**Dataset extract**
Content starts

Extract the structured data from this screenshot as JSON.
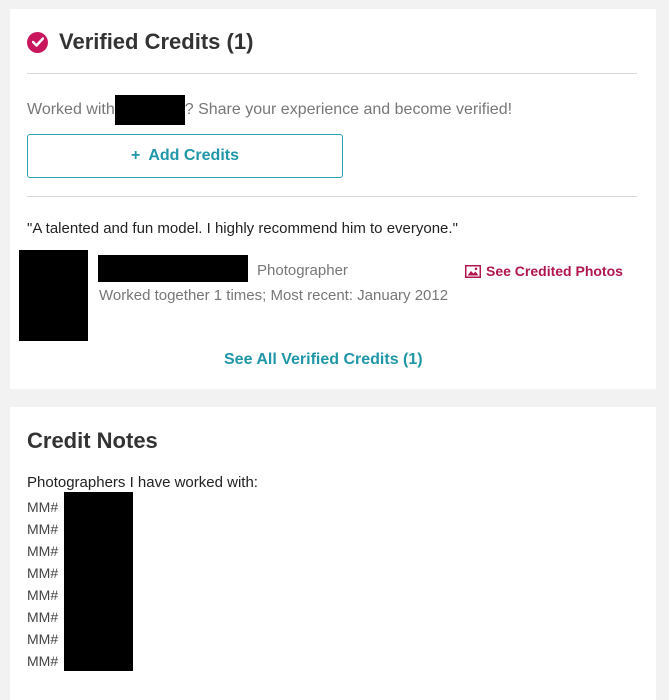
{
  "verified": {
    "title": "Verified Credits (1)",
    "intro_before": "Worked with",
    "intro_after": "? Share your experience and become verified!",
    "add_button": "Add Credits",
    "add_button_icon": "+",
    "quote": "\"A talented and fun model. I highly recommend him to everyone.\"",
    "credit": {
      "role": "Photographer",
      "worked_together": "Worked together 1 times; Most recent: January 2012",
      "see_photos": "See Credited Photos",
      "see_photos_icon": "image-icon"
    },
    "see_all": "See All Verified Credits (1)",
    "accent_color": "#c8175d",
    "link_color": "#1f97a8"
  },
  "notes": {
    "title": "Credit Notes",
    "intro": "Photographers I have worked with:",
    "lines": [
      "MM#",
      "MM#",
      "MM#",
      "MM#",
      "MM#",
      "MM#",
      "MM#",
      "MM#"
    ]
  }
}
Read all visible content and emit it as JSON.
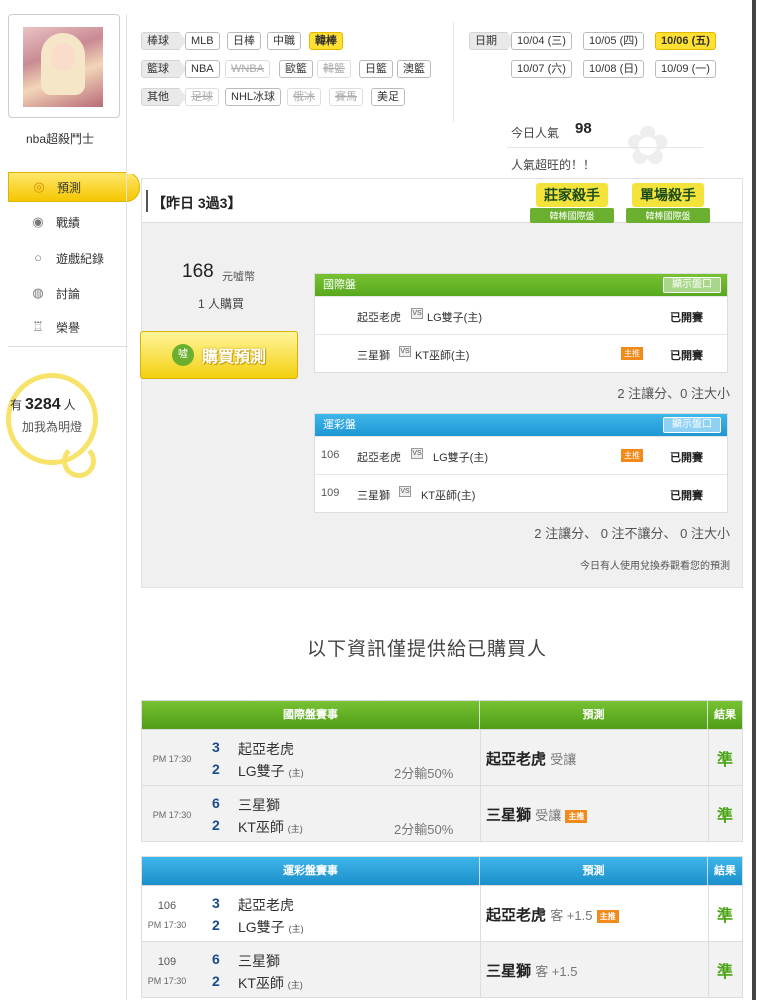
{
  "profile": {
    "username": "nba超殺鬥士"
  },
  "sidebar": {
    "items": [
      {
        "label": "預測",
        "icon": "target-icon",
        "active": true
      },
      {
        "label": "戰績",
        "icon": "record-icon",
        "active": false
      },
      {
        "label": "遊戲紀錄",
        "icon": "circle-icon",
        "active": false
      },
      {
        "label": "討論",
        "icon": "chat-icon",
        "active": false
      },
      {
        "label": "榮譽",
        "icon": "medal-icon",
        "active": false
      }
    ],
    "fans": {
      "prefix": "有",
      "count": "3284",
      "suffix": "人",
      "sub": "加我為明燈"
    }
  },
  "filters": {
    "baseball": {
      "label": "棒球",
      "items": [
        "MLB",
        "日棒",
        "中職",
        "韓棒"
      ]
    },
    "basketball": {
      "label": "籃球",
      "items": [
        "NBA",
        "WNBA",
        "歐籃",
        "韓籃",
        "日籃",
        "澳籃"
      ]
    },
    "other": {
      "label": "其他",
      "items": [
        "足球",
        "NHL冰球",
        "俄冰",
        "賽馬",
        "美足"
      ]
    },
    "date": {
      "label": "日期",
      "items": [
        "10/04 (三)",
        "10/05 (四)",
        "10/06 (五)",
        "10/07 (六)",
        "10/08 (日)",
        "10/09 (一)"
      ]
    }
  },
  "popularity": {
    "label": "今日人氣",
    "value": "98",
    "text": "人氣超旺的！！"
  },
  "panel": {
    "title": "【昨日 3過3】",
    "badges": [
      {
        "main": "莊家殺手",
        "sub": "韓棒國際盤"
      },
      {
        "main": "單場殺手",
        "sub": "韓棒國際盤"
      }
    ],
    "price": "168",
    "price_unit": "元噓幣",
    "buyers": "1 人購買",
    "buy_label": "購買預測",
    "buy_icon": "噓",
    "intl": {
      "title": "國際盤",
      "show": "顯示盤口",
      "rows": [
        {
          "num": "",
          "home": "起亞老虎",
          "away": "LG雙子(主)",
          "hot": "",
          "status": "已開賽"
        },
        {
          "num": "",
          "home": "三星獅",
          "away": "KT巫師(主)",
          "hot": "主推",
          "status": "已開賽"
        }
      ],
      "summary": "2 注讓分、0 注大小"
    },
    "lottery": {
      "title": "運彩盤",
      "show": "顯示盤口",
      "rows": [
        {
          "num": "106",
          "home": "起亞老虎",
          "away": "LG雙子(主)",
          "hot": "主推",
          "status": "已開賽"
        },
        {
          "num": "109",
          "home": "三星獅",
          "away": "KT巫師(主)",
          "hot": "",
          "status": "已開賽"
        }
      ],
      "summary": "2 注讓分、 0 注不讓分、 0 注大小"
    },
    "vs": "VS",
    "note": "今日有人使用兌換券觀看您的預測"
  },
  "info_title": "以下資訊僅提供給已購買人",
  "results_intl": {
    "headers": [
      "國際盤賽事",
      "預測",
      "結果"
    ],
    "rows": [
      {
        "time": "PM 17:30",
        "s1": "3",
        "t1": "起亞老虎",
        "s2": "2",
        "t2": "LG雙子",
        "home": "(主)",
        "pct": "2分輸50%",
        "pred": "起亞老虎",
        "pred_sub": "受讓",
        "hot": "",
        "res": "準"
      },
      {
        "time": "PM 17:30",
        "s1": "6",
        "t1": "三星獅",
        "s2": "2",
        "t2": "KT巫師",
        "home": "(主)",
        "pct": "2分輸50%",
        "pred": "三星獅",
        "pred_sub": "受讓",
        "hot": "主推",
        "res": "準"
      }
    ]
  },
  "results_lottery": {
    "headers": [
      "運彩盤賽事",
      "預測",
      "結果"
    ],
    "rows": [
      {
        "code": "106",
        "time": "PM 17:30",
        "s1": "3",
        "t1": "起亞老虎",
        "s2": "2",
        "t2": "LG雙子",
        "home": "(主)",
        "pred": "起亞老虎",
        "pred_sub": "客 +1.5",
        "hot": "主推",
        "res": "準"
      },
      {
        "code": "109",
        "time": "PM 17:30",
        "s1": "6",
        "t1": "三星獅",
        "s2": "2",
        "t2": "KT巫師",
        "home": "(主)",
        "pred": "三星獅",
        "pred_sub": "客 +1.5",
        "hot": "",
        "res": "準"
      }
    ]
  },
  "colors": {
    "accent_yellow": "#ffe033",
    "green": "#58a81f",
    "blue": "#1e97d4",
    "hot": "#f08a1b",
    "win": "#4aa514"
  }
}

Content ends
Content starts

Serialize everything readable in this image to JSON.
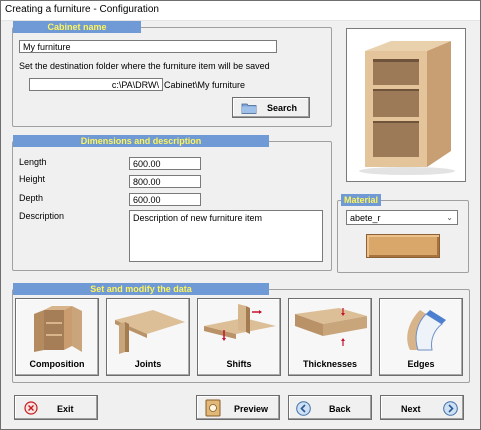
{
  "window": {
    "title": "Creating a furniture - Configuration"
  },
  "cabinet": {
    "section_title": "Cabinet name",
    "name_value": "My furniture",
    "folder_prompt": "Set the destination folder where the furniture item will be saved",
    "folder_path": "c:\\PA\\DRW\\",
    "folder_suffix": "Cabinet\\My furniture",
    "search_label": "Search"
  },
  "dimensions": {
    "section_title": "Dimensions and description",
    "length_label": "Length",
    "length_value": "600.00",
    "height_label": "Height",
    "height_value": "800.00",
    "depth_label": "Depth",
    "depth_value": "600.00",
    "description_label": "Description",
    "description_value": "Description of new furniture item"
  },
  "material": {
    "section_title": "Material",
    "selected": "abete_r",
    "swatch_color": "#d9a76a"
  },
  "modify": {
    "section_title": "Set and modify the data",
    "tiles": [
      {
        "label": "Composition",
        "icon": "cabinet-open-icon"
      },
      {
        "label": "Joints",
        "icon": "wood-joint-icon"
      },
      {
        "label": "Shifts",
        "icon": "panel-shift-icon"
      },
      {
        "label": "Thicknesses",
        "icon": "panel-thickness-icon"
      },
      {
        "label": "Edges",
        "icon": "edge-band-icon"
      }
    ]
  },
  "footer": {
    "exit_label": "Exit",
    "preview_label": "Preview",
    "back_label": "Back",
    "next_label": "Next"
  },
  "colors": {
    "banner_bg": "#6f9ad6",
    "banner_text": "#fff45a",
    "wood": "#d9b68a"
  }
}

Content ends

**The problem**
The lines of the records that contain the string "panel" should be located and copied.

**Task answer**
  "panel": {
        "icon": "panel-shift-icon"
        "icon": "panel-thickness-icon"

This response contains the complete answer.